-- Extracted entries --
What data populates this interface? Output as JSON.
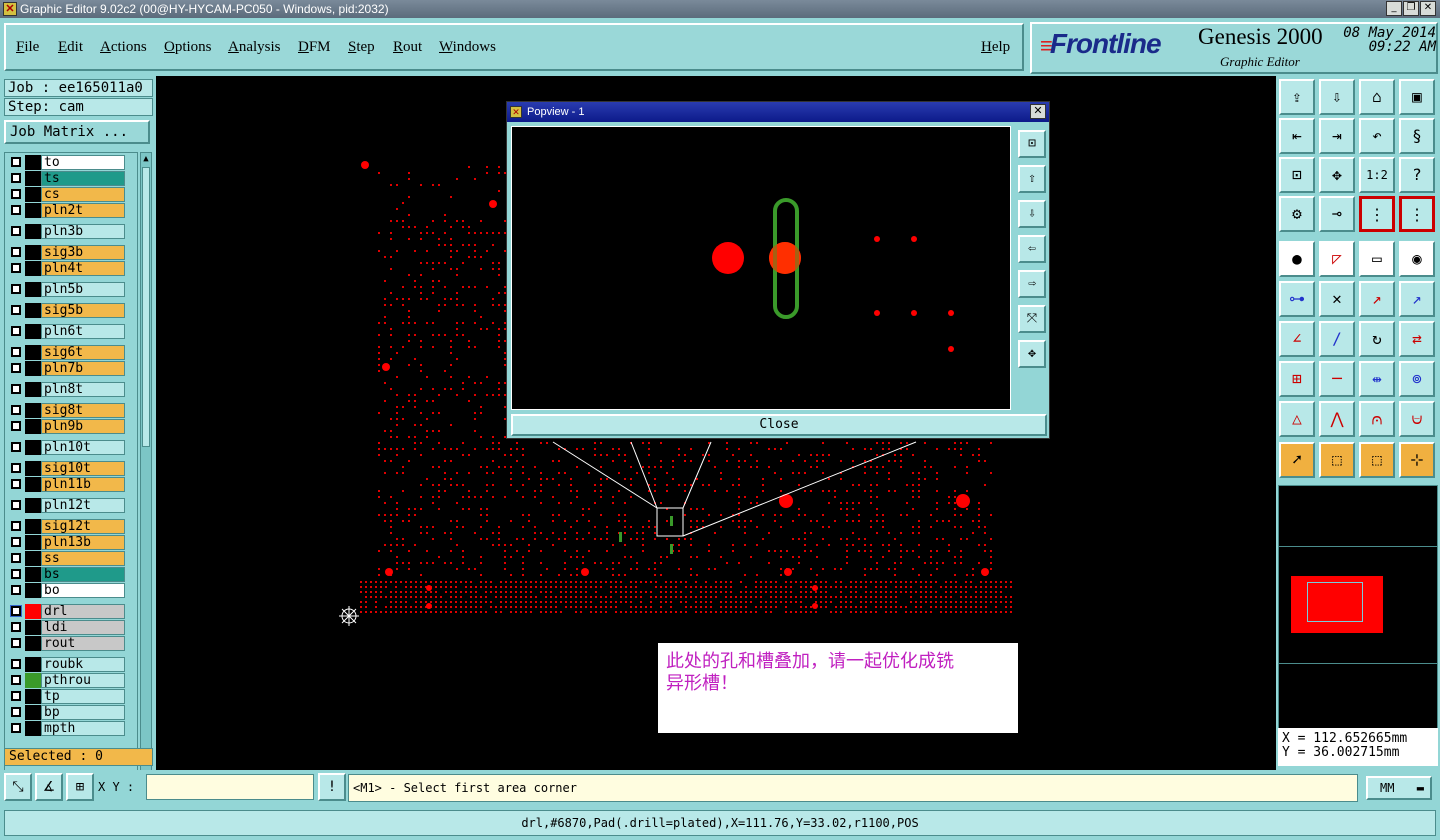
{
  "window": {
    "title": "Graphic Editor 9.02c2 (00@HY-HYCAM-PC050 - Windows, pid:2032)"
  },
  "menu": [
    "File",
    "Edit",
    "Actions",
    "Options",
    "Analysis",
    "DFM",
    "Step",
    "Rout",
    "Windows"
  ],
  "help": "Help",
  "brand": {
    "logo": "Frontline",
    "product": "Genesis 2000",
    "subtitle": "Graphic Editor",
    "date": "08 May 2014",
    "time": "09:22 AM"
  },
  "job": {
    "job_label": "Job : ee165011a0",
    "step_label": "Step: cam",
    "matrix_button": "Job Matrix ..."
  },
  "layers": [
    {
      "name": "to",
      "color": "#ffffff",
      "swatch": "#000000"
    },
    {
      "name": "ts",
      "color": "#1f9a8a",
      "swatch": "#000000"
    },
    {
      "name": "cs",
      "color": "#f2b84a",
      "swatch": "#000000"
    },
    {
      "name": "pln2t",
      "color": "#f2b84a",
      "swatch": "#000000"
    },
    {
      "name": "pln3b",
      "color": "#b8e8e8",
      "swatch": "#000000"
    },
    {
      "name": "sig3b",
      "color": "#f2b84a",
      "swatch": "#000000"
    },
    {
      "name": "pln4t",
      "color": "#f2b84a",
      "swatch": "#000000"
    },
    {
      "name": "pln5b",
      "color": "#b8e8e8",
      "swatch": "#000000"
    },
    {
      "name": "sig5b",
      "color": "#f2b84a",
      "swatch": "#000000"
    },
    {
      "name": "pln6t",
      "color": "#b8e8e8",
      "swatch": "#000000"
    },
    {
      "name": "sig6t",
      "color": "#f2b84a",
      "swatch": "#000000"
    },
    {
      "name": "pln7b",
      "color": "#f2b84a",
      "swatch": "#000000"
    },
    {
      "name": "pln8t",
      "color": "#b8e8e8",
      "swatch": "#000000"
    },
    {
      "name": "sig8t",
      "color": "#f2b84a",
      "swatch": "#000000"
    },
    {
      "name": "pln9b",
      "color": "#f2b84a",
      "swatch": "#000000"
    },
    {
      "name": "pln10t",
      "color": "#b8e8e8",
      "swatch": "#000000"
    },
    {
      "name": "sig10t",
      "color": "#f2b84a",
      "swatch": "#000000"
    },
    {
      "name": "pln11b",
      "color": "#f2b84a",
      "swatch": "#000000"
    },
    {
      "name": "pln12t",
      "color": "#b8e8e8",
      "swatch": "#000000"
    },
    {
      "name": "sig12t",
      "color": "#f2b84a",
      "swatch": "#000000"
    },
    {
      "name": "pln13b",
      "color": "#f2b84a",
      "swatch": "#000000"
    },
    {
      "name": "ss",
      "color": "#f2b84a",
      "swatch": "#000000"
    },
    {
      "name": "bs",
      "color": "#1f9a8a",
      "swatch": "#000000"
    },
    {
      "name": "bo",
      "color": "#ffffff",
      "swatch": "#000000"
    },
    {
      "name": "drl",
      "color": "#c8c8c8",
      "swatch": "#ff0000"
    },
    {
      "name": "ldi",
      "color": "#c8c8c8",
      "swatch": "#000000"
    },
    {
      "name": "rout",
      "color": "#c8c8c8",
      "swatch": "#000000"
    },
    {
      "name": "roubk",
      "color": "#b8e8e8",
      "swatch": "#000000"
    },
    {
      "name": "pthrou",
      "color": "#b8e8e8",
      "swatch": "#3a9a2a"
    },
    {
      "name": "tp",
      "color": "#b8e8e8",
      "swatch": "#000000"
    },
    {
      "name": "bp",
      "color": "#b8e8e8",
      "swatch": "#000000"
    },
    {
      "name": "mpth",
      "color": "#b8e8e8",
      "swatch": "#000000"
    }
  ],
  "selected": "Selected : 0",
  "popview": {
    "title": "Popview - 1",
    "close": "Close"
  },
  "note": {
    "line1": "此处的孔和槽叠加，请一起优化成铣",
    "line2": "异形槽！"
  },
  "coords": {
    "x": "X = 112.652665mm",
    "y": "Y = 36.002715mm"
  },
  "bottom": {
    "xy_label": "X Y :",
    "xy_value": "",
    "prompt": "<M1> - Select first area corner",
    "units": "MM"
  },
  "status": "drl,#6870,Pad(.drill=plated),X=111.76,Y=33.02,r1100,POS",
  "colors": {
    "accent": "#93d6d6",
    "drill_red": "#ff0000",
    "slot_green": "#3a9a2a"
  }
}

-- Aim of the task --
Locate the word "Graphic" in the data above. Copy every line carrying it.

-- The answer --
    "title": "Graphic Editor 9.02c2 (00@HY-HYCAM-PC050 - Windows, pid:2032)"
    "subtitle": "Graphic Editor",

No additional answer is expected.